**PROBLEM DESCRIPTION**. If a line in the listing carries the word "title", return a copy of that line.

**TASK DATA**.

____

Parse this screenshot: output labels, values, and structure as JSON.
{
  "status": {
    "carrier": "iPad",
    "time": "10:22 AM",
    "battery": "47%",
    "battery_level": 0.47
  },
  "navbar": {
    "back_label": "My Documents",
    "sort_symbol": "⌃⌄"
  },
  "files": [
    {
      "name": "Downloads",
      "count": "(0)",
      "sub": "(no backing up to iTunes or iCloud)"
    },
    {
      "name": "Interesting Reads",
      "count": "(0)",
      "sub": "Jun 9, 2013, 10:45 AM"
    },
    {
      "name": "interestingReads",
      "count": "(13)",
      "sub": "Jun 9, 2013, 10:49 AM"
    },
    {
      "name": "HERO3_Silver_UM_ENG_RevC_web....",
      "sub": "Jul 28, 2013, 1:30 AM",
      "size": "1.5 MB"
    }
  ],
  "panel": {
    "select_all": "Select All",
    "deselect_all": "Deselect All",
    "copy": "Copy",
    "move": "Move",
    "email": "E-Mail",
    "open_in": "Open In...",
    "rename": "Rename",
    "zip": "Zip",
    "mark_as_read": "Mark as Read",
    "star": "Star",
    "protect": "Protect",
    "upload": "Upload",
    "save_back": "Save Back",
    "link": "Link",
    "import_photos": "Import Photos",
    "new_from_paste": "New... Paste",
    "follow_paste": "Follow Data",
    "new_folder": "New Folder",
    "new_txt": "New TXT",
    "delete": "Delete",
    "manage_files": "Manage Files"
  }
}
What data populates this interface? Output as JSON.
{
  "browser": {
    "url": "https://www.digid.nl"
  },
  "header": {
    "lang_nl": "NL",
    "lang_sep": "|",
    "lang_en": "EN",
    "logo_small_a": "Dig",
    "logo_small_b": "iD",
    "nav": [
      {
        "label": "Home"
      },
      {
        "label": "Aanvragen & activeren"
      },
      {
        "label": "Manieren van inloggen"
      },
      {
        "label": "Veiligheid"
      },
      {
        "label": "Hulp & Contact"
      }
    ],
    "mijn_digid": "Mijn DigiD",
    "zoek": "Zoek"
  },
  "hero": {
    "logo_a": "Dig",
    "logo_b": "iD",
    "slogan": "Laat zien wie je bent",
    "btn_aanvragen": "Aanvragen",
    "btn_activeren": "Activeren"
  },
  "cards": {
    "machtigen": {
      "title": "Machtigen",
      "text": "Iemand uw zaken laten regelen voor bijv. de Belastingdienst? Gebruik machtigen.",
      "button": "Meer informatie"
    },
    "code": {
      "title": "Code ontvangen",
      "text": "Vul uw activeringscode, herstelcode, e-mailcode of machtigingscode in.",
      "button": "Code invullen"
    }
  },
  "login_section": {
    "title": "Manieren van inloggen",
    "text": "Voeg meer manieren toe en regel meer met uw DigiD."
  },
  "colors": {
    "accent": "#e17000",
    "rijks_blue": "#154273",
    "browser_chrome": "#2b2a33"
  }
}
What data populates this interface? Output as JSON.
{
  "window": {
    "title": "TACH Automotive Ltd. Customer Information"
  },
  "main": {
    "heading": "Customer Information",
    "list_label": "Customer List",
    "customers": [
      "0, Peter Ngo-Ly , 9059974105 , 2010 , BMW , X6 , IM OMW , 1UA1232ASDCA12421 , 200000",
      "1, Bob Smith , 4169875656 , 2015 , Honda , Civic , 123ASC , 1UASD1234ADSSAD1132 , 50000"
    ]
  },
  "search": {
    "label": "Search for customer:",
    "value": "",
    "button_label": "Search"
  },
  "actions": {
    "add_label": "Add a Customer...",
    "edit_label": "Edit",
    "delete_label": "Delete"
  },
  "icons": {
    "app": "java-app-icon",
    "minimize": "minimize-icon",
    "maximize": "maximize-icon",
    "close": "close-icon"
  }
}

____

**WRITTEN ANSWER**.
      "title": "Machtigen",
      "title": "Code ontvangen",
    "title": "Manieren van inloggen",
    "title": "TACH Automotive Ltd. Customer Information"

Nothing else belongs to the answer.